* Assignment *
Every record must appear in the response exactly as given.

* Supplied material *
______

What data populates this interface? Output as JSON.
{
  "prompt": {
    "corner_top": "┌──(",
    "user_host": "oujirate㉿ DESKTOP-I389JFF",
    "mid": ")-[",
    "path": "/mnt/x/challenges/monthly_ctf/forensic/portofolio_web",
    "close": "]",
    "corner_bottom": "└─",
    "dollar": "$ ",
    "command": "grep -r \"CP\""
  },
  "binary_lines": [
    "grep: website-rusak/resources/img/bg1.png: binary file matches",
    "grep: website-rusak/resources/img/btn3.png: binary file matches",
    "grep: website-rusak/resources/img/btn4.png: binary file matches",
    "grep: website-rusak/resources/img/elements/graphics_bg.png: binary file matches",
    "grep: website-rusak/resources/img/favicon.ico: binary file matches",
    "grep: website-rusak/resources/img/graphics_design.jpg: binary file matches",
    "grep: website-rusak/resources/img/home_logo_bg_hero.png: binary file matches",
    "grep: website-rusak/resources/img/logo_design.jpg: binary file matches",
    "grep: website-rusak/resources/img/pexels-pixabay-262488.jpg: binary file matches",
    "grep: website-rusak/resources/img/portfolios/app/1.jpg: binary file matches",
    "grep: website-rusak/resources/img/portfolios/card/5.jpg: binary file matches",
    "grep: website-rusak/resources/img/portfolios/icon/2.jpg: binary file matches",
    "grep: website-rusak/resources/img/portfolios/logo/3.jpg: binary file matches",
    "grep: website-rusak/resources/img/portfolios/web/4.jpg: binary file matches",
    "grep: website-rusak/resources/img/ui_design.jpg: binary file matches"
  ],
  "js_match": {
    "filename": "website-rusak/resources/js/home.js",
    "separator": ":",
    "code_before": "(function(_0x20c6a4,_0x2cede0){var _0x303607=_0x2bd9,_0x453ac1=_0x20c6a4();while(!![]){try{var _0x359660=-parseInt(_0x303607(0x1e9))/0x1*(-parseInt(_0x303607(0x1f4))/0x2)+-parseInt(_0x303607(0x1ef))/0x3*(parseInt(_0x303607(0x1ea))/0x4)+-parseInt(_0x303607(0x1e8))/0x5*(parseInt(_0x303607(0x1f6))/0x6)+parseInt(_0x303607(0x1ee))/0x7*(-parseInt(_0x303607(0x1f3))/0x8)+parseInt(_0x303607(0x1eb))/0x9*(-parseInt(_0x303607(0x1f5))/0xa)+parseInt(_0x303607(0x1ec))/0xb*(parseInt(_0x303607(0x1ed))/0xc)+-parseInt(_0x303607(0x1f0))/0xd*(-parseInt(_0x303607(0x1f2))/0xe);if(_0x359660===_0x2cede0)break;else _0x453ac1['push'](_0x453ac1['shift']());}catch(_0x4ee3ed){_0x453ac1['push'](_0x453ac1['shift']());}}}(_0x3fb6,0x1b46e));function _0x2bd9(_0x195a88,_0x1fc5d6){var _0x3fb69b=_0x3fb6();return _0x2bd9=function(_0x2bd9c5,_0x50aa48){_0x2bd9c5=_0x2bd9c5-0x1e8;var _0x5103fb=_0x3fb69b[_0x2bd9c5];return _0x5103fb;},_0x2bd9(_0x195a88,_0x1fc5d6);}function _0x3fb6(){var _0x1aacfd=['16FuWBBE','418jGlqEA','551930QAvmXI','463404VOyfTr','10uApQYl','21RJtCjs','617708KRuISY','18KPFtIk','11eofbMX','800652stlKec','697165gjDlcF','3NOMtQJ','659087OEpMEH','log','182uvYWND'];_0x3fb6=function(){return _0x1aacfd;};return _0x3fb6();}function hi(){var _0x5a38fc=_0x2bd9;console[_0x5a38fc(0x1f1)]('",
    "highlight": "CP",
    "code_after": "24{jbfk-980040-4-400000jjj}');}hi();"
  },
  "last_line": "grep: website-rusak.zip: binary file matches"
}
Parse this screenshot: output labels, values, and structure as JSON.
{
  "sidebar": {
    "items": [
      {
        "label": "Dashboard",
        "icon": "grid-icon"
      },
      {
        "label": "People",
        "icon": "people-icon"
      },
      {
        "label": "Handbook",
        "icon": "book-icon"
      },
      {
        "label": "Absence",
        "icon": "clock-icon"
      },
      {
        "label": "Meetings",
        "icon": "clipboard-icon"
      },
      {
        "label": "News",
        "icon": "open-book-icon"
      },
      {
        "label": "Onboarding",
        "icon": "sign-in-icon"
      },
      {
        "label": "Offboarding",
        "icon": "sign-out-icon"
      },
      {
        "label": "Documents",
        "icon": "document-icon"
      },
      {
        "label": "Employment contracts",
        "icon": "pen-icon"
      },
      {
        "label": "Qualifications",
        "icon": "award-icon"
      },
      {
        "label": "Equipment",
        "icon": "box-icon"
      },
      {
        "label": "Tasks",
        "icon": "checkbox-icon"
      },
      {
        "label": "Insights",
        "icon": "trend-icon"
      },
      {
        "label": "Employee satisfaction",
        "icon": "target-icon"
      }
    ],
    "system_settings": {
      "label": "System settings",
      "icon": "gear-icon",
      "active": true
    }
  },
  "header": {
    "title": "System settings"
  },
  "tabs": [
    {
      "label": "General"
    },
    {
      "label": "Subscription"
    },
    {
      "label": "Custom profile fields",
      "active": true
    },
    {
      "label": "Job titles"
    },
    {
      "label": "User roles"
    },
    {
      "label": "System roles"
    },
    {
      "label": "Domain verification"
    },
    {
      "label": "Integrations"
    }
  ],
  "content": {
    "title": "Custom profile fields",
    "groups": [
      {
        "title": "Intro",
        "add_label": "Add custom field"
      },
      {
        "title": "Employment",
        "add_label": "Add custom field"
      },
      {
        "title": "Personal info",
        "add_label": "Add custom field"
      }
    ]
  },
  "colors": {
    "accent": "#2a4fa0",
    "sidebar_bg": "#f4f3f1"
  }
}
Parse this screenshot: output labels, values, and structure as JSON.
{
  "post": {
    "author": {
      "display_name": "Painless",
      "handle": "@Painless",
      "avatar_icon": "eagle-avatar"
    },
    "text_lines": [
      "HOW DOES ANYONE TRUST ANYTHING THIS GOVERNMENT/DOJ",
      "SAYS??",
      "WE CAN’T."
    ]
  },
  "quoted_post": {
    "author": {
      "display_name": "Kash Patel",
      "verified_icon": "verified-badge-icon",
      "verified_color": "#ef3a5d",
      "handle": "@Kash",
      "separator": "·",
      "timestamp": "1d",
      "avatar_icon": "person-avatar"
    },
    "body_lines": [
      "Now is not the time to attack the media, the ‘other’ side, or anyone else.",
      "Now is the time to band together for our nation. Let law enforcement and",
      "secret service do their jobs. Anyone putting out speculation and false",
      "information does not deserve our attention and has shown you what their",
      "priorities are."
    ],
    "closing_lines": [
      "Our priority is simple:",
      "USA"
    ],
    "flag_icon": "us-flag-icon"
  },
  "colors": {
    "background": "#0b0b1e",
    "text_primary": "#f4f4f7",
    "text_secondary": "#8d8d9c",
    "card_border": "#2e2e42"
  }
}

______

* Output *
What data populates this interface? Output as JSON.
{
  "prompt": {
    "corner_top": "┌──(",
    "user_host": "oujirate㉿ DESKTOP-I389JFF",
    "mid": ")-[",
    "path": "/mnt/x/challenges/monthly_ctf/forensic/portofolio_web",
    "close": "]",
    "corner_bottom": "└─",
    "dollar": "$ ",
    "command": "grep -r \"CP\""
  },
  "binary_lines": [
    "grep: website-rusak/resources/img/bg1.png: binary file matches",
    "grep: website-rusak/resources/img/btn3.png: binary file matches",
    "grep: website-rusak/resources/img/btn4.png: binary file matches",
    "grep: website-rusak/resources/img/elements/graphics_bg.png: binary file matches",
    "grep: website-rusak/resources/img/favicon.ico: binary file matches",
    "grep: website-rusak/resources/img/graphics_design.jpg: binary file matches",
    "grep: website-rusak/resources/img/home_logo_bg_hero.png: binary file matches",
    "grep: website-rusak/resources/img/logo_design.jpg: binary file matches",
    "grep: website-rusak/resources/img/pexels-pixabay-262488.jpg: binary file matches",
    "grep: website-rusak/resources/img/portfolios/app/1.jpg: binary file matches",
    "grep: website-rusak/resources/img/portfolios/card/5.jpg: binary file matches",
    "grep: website-rusak/resources/img/portfolios/icon/2.jpg: binary file matches",
    "grep: website-rusak/resources/img/portfolios/logo/3.jpg: binary file matches",
    "grep: website-rusak/resources/img/portfolios/web/4.jpg: binary file matches",
    "grep: website-rusak/resources/img/ui_design.jpg: binary file matches"
  ],
  "js_match": {
    "filename": "website-rusak/resources/js/home.js",
    "separator": ":",
    "code_before": "(function(_0x20c6a4,_0x2cede0){var _0x303607=_0x2bd9,_0x453ac1=_0x20c6a4();while(!![]){try{var _0x359660=-parseInt(_0x303607(0x1e9))/0x1*(-parseInt(_0x303607(0x1f4))/0x2)+-parseInt(_0x303607(0x1ef))/0x3*(parseInt(_0x303607(0x1ea))/0x4)+-parseInt(_0x303607(0x1e8))/0x5*(parseInt(_0x303607(0x1f6))/0x6)+parseInt(_0x303607(0x1ee))/0x7*(-parseInt(_0x303607(0x1f3))/0x8)+parseInt(_0x303607(0x1eb))/0x9*(-parseInt(_0x303607(0x1f5))/0xa)+parseInt(_0x303607(0x1ec))/0xb*(parseInt(_0x303607(0x1ed))/0xc)+-parseInt(_0x303607(0x1f0))/0xd*(-parseInt(_0x303607(0x1f2))/0xe);if(_0x359660===_0x2cede0)break;else _0x453ac1['push'](_0x453ac1['shift']());}catch(_0x4ee3ed){_0x453ac1['push'](_0x453ac1['shift']());}}}(_0x3fb6,0x1b46e));function _0x2bd9(_0x195a88,_0x1fc5d6){var _0x3fb69b=_0x3fb6();return _0x2bd9=function(_0x2bd9c5,_0x50aa48){_0x2bd9c5=_0x2bd9c5-0x1e8;var _0x5103fb=_0x3fb69b[_0x2bd9c5];return _0x5103fb;},_0x2bd9(_0x195a88,_0x1fc5d6);}function _0x3fb6(){var _0x1aacfd=['16FuWBBE','418jGlqEA','551930QAvmXI','463404VOyfTr','10uApQYl','21RJtCjs','617708KRuISY','18KPFtIk','11eofbMX','800652stlKec','697165gjDlcF','3NOMtQJ','659087OEpMEH','log','182uvYWND'];_0x3fb6=function(){return _0x1aacfd;};return _0x3fb6();}function hi(){var _0x5a38fc=_0x2bd9;console[_0x5a38fc(0x1f1)]('",
    "highlight": "CP",
    "code_after": "24{jbfk-980040-4-400000jjj}');}hi();"
  },
  "last_line": "grep: website-rusak.zip: binary file matches"
}
Parse this screenshot: output labels, values, and structure as JSON.
{
  "sidebar": {
    "items": [
      {
        "label": "Dashboard",
        "icon": "grid-icon"
      },
      {
        "label": "People",
        "icon": "people-icon"
      },
      {
        "label": "Handbook",
        "icon": "book-icon"
      },
      {
        "label": "Absence",
        "icon": "clock-icon"
      },
      {
        "label": "Meetings",
        "icon": "clipboard-icon"
      },
      {
        "label": "News",
        "icon": "open-book-icon"
      },
      {
        "label": "Onboarding",
        "icon": "sign-in-icon"
      },
      {
        "label": "Offboarding",
        "icon": "sign-out-icon"
      },
      {
        "label": "Documents",
        "icon": "document-icon"
      },
      {
        "label": "Employment contracts",
        "icon": "pen-icon"
      },
      {
        "label": "Qualifications",
        "icon": "award-icon"
      },
      {
        "label": "Equipment",
        "icon": "box-icon"
      },
      {
        "label": "Tasks",
        "icon": "checkbox-icon"
      },
      {
        "label": "Insights",
        "icon": "trend-icon"
      },
      {
        "label": "Employee satisfaction",
        "icon": "target-icon"
      }
    ],
    "system_settings": {
      "label": "System settings",
      "icon": "gear-icon",
      "active": true
    }
  },
  "header": {
    "title": "System settings"
  },
  "tabs": [
    {
      "label": "General"
    },
    {
      "label": "Subscription"
    },
    {
      "label": "Custom profile fields",
      "active": true
    },
    {
      "label": "Job titles"
    },
    {
      "label": "User roles"
    },
    {
      "label": "System roles"
    },
    {
      "label": "Domain verification"
    },
    {
      "label": "Integrations"
    }
  ],
  "content": {
    "title": "Custom profile fields",
    "groups": [
      {
        "title": "Intro",
        "add_label": "Add custom field"
      },
      {
        "title": "Employment",
        "add_label": "Add custom field"
      },
      {
        "title": "Personal info",
        "add_label": "Add custom field"
      }
    ]
  },
  "colors": {
    "accent": "#2a4fa0",
    "sidebar_bg": "#f4f3f1"
  }
}
Parse this screenshot: output labels, values, and structure as JSON.
{
  "post": {
    "author": {
      "display_name": "Painless",
      "handle": "@Painless",
      "avatar_icon": "eagle-avatar"
    },
    "text_lines": [
      "HOW DOES ANYONE TRUST ANYTHING THIS GOVERNMENT/DOJ",
      "SAYS??",
      "WE CAN’T."
    ]
  },
  "quoted_post": {
    "author": {
      "display_name": "Kash Patel",
      "verified_icon": "verified-badge-icon",
      "verified_color": "#ef3a5d",
      "handle": "@Kash",
      "separator": "·",
      "timestamp": "1d",
      "avatar_icon": "person-avatar"
    },
    "body_lines": [
      "Now is not the time to attack the media, the ‘other’ side, or anyone else.",
      "Now is the time to band together for our nation. Let law enforcement and",
      "secret service do their jobs. Anyone putting out speculation and false",
      "information does not deserve our attention and has shown you what their",
      "priorities are."
    ],
    "closing_lines": [
      "Our priority is simple:",
      "USA"
    ],
    "flag_icon": "us-flag-icon"
  },
  "colors": {
    "background": "#0b0b1e",
    "text_primary": "#f4f4f7",
    "text_secondary": "#8d8d9c",
    "card_border": "#2e2e42"
  }
}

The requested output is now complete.